Full agenda available here.
Pippa Gawley, Investor
Pippa is a climate tech investor for early-stage businesses creating scientific innovations to accelerate the zero carbon transition. She is the Founder and Director of Zero Carbon Capital.
Mark Riminton, Business Development Manager
Mark is the Business Development Manager at Clean Growth UK, a national innovation network of over 2000 businesses & universities.
Dr. Douglas Crawford-Brown, Professor
Douglas is a Professor Emeritus of Environmental Science and Policy at the University of North Carolina at Chapel Hill. He retired in 2017 from his role as Director of Cambridge Centre for Climate Change Mitigation Research (4CMR).
James Murray-White, Green Party

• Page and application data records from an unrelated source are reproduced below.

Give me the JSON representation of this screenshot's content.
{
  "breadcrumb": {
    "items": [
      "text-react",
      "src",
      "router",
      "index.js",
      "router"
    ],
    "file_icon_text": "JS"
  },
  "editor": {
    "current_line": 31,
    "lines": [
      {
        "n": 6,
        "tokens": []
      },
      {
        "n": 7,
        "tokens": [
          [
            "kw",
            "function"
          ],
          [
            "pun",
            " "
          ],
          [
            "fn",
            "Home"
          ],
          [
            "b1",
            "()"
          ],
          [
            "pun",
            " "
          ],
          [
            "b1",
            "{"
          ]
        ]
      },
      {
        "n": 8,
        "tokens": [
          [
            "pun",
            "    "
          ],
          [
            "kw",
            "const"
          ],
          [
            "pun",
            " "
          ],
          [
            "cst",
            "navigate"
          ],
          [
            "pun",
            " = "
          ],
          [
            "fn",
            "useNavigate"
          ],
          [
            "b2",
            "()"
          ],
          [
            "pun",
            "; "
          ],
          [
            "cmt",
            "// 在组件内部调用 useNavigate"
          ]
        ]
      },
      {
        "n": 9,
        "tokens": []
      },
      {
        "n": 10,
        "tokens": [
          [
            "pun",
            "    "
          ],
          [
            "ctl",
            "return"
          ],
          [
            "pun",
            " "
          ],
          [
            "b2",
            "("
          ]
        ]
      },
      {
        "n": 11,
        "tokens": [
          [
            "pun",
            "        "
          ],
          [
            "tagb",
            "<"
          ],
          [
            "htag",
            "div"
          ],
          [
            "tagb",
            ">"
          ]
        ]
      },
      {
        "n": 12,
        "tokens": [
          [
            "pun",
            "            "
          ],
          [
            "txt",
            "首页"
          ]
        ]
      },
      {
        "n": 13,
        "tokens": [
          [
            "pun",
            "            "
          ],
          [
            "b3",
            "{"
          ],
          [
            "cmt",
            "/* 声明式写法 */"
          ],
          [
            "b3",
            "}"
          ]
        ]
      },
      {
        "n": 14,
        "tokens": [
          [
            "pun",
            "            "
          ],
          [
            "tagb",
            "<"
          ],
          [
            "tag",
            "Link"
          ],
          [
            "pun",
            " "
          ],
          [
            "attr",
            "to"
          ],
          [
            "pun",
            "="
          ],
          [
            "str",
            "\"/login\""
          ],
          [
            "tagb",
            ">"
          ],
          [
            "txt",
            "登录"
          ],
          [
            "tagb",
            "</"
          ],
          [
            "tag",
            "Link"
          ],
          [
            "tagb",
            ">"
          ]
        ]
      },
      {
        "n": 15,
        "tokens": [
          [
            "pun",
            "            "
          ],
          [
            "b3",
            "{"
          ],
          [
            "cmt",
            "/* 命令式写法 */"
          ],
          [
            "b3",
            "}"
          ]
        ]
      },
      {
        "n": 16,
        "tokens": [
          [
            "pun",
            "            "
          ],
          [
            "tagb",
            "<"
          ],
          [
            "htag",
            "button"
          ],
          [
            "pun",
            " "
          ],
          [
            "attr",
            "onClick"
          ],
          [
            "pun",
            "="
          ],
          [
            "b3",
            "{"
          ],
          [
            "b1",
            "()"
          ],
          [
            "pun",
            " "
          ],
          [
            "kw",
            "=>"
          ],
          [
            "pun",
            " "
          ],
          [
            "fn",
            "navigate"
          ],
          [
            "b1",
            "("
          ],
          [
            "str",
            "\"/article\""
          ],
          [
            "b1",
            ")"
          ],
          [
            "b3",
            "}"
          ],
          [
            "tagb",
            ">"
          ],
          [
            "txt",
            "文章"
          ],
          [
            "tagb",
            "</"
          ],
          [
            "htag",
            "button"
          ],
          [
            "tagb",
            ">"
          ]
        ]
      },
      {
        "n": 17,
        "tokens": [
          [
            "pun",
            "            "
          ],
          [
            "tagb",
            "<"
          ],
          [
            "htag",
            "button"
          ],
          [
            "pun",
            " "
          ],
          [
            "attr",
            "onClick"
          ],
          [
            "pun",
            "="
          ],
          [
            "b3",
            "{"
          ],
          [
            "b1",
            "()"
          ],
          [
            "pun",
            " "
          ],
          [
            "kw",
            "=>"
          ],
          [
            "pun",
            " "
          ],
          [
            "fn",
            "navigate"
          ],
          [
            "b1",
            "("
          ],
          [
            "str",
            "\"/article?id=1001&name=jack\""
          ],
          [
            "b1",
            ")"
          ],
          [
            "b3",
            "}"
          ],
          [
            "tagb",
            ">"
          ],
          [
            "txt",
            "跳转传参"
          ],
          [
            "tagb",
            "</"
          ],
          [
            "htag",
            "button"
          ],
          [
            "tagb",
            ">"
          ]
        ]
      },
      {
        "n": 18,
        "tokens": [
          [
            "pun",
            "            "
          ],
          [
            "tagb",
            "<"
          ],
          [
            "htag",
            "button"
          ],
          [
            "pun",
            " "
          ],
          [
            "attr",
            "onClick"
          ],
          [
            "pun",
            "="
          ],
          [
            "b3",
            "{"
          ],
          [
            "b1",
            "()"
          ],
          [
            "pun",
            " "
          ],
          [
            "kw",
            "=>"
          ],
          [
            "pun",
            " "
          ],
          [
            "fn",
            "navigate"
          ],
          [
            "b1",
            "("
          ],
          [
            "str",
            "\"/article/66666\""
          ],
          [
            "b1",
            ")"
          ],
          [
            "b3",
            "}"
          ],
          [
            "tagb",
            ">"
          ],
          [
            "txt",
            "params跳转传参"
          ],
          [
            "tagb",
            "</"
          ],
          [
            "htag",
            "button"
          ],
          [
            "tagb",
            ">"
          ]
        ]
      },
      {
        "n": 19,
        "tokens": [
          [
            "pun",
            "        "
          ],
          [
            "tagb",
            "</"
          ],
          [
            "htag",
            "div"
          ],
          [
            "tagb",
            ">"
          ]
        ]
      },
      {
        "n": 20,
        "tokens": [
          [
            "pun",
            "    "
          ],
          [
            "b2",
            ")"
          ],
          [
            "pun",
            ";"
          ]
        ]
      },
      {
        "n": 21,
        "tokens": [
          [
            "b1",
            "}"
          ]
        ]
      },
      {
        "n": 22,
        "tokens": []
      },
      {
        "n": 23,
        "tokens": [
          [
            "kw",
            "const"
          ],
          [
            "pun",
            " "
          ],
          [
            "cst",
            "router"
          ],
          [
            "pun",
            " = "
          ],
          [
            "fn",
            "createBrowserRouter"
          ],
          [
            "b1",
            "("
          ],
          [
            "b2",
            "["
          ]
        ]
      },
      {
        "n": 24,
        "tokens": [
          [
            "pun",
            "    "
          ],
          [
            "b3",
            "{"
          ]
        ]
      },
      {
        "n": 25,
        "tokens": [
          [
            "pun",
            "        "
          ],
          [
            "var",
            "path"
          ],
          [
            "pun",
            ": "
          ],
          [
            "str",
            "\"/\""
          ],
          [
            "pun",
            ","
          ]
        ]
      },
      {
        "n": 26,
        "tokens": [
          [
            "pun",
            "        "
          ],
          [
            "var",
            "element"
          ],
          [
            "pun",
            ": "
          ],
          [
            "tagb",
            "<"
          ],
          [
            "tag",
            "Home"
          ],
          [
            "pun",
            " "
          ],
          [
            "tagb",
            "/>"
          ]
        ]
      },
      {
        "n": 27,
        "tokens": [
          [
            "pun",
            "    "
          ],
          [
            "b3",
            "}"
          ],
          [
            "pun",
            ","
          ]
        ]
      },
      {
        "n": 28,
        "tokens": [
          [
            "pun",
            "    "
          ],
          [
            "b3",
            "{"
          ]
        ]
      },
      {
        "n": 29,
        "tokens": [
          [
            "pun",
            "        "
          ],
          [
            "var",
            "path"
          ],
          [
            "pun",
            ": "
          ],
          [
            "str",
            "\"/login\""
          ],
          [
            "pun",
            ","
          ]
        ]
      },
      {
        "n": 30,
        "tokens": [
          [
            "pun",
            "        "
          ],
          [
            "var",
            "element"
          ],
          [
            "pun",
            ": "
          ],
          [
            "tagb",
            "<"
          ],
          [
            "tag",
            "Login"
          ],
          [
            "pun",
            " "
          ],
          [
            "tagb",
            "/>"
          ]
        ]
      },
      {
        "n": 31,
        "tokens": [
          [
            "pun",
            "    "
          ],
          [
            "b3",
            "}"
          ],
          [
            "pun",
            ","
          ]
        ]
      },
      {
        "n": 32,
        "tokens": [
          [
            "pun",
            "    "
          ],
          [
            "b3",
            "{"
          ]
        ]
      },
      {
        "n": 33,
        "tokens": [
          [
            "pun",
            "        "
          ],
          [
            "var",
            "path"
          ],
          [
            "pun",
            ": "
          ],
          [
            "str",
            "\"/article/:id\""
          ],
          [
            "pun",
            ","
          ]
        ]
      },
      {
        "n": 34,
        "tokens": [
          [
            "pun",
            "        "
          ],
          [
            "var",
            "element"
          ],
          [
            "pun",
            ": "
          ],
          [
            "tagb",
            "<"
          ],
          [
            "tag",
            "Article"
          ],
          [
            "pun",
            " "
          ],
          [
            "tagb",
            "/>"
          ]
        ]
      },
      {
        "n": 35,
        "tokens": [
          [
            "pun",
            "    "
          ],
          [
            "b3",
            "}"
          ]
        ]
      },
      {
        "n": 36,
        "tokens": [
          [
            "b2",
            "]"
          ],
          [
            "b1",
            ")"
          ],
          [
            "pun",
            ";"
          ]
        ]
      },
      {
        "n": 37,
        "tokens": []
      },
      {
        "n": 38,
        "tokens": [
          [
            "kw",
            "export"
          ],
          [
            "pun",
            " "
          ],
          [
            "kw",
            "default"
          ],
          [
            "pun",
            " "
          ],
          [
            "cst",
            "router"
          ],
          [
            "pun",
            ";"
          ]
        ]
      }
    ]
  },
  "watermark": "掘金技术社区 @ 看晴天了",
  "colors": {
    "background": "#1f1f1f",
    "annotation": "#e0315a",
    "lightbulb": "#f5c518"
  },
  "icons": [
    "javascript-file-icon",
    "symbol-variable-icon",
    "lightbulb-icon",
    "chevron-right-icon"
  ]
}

James is part of the Green Party and is an upcoming candidate for the Castle Ward. He also is a writer and filmmaker with a focus on neuroscience & cognition, shamanism, the natural world, and rewilding.
Meg Watts, Writer and Activist
Meg is a writer and activist working towards global climate justice and equity through accessible and intersectional climate communication. She works with various organisations, including Rewriting Extinction, the Any Last Words? Climate Writing and Art Competition, BBC Radio Norfolk and Norfolk Wildlife Trust.
Clara Todd, Co-Founder
Clara Todd is a founder member of Cambridge Doughnut, a local group bringing principles of Doughnut Economics to Cambridge: ‘meeting the needs of all people within the means of the living planet’ (Kate Raworth). She is currently studying Regenerative Economics at Schumacher College.
In every debate there is a motion: a statement, idea or policy that is disputed and framed within the prefix ‘This House’. Usually, the motion is either a policy which changes the status quo (e.g. This House Would Provide All Police Officers With Firearms) or a statement, the truth or falsehood of which is examined in the debate (e.g. This House Regrets the Decline of Marxism in Western Liberal Democracies). There are two sides to the debate: the government and the opposition. The government, also known as the proposition, supports the motion whilst the opposition opposes it. After the debate, the judges will decide which debaters were most persuasive.
In this event, three speakers will defend the idea and three will oppose it. They will each have 10 minutes to speak.